Dear Launch Community,
Tomorrow, we celebrate Juneteenth, which commemorates the true Independence Day for the emancipation of African-Americans in the United States. While many people think that the 1863 Emancipation Proclamation ended slavery in America, in reality the last slaves were not freed until Union troops arrived in Galveston, Texas on June 19, 1865 to enforce the emancipation of slaves and facilitate the transfer of power from the last vestiges of the Confederacy. The first Juneteenth celebrations (then called Jubilee Day) were held on the one-year anniversary. While many communities have commemorated this important holiday for the past 156 years, it’s only been in the past 20-30 years that Juneteenth has received more widespread recognition, and that recognition has been strengthened in the light of the 2020 racial justice protests against police brutality and violence. Just yesterday, President Biden signed a bill making Juneteenth a federal holiday, the first new federal holiday approved since Martin Luther King Jr. Day was approved in 1983.

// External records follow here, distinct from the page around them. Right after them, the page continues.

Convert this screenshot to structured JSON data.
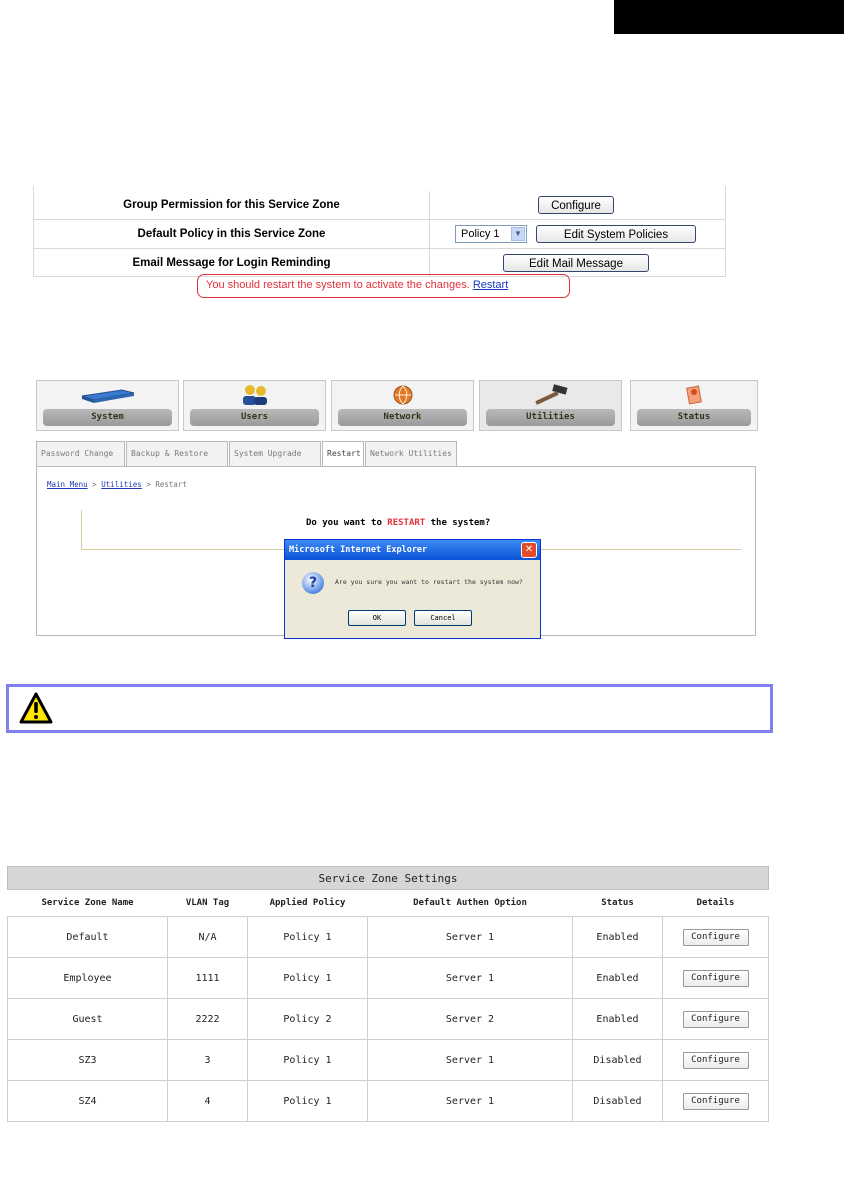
{
  "section1": {
    "rows": [
      {
        "label": "Group Permission for this Service Zone",
        "button": "Configure"
      },
      {
        "label": "Default Policy in this Service Zone",
        "select_value": "Policy 1",
        "button": "Edit System Policies"
      },
      {
        "label": "Email Message for Login Reminding",
        "button": "Edit Mail Message"
      }
    ],
    "notice": {
      "text": "You should restart the system to activate the changes.",
      "link": "Restart"
    }
  },
  "section2": {
    "nav_tabs": [
      {
        "label": "System",
        "icon": "switch-icon"
      },
      {
        "label": "Users",
        "icon": "users-icon"
      },
      {
        "label": "Network",
        "icon": "globe-icon"
      },
      {
        "label": "Utilities",
        "icon": "hammer-icon"
      },
      {
        "label": "Status",
        "icon": "status-icon"
      }
    ],
    "sub_tabs": [
      "Password Change",
      "Backup & Restore",
      "System Upgrade",
      "Restart",
      "Network Utilities"
    ],
    "breadcrumb": {
      "main": "Main Menu",
      "sep1": " > ",
      "section": "Utilities",
      "sep2": " > ",
      "current": "Restart"
    },
    "question": {
      "before": "Do you want to ",
      "highlight": "RESTART",
      "after": " the system?"
    },
    "dialog": {
      "title": "Microsoft Internet Explorer",
      "message": "Are you sure you want to restart the system now?",
      "ok": "OK",
      "cancel": "Cancel"
    }
  },
  "table": {
    "caption": "Service Zone Settings",
    "headers": [
      "Service Zone Name",
      "VLAN Tag",
      "Applied Policy",
      "Default Authen Option",
      "Status",
      "Details"
    ],
    "rows": [
      [
        "Default",
        "N/A",
        "Policy 1",
        "Server 1",
        "Enabled",
        "Configure"
      ],
      [
        "Employee",
        "1111",
        "Policy 1",
        "Server 1",
        "Enabled",
        "Configure"
      ],
      [
        "Guest",
        "2222",
        "Policy 2",
        "Server 2",
        "Enabled",
        "Configure"
      ],
      [
        "SZ3",
        "3",
        "Policy 1",
        "Server 1",
        "Disabled",
        "Configure"
      ],
      [
        "SZ4",
        "4",
        "Policy 1",
        "Server 1",
        "Disabled",
        "Configure"
      ]
    ]
  },
  "colors": {
    "notice_red": "#e2303b",
    "caution_border": "#8080ee",
    "link_blue": "#1b38c8"
  }
}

It’s heartening to see the increasing recognition of Juneteenth as an important part of American history, because Black history is American history. At Launch, we believe it’s vital that all students understand the reality of that history and not a whitewashed version. Children pick up on what’s happening in the world from a very young age so it’s vital that they have a safe space to learn, ask questions, and explore. And it’s also critical that students, particularly students of color, see themselves reflected in the curriculum, activities, books, and materials we use. Launch is committed to becoming an anti-racist organization and deepening our racial equity work, and we invite you to join us in this journey.
It’s important for each of us to take the time to understand the long struggle for racial justice – and also how far we still have to go. Soyica Diggs Colbert wrote, “Juneteenth functions as a holiday to remember freedom delayed. It also challenges the idea of freedom as an event. Rather, it is a movement, a process that unfolds over time and requires perpetual action to sustain it.” As you celebrate Juneteenth this year and in future years, I encourage you to go beyond a symbolic recognition and take perpetual action to sustain change, uplift the Black community, celebrate Black joy and excellence, fight against police violence, work to expand voting rights, and address racial disparities wherever they exist.
For more information about the history of Juneteenth and a list of local Juneteenth events, please explore the links below. Plus there’s a great map of events put together by The Liink Project & Communion Seattle!
Dr. Angela Griffin, CEO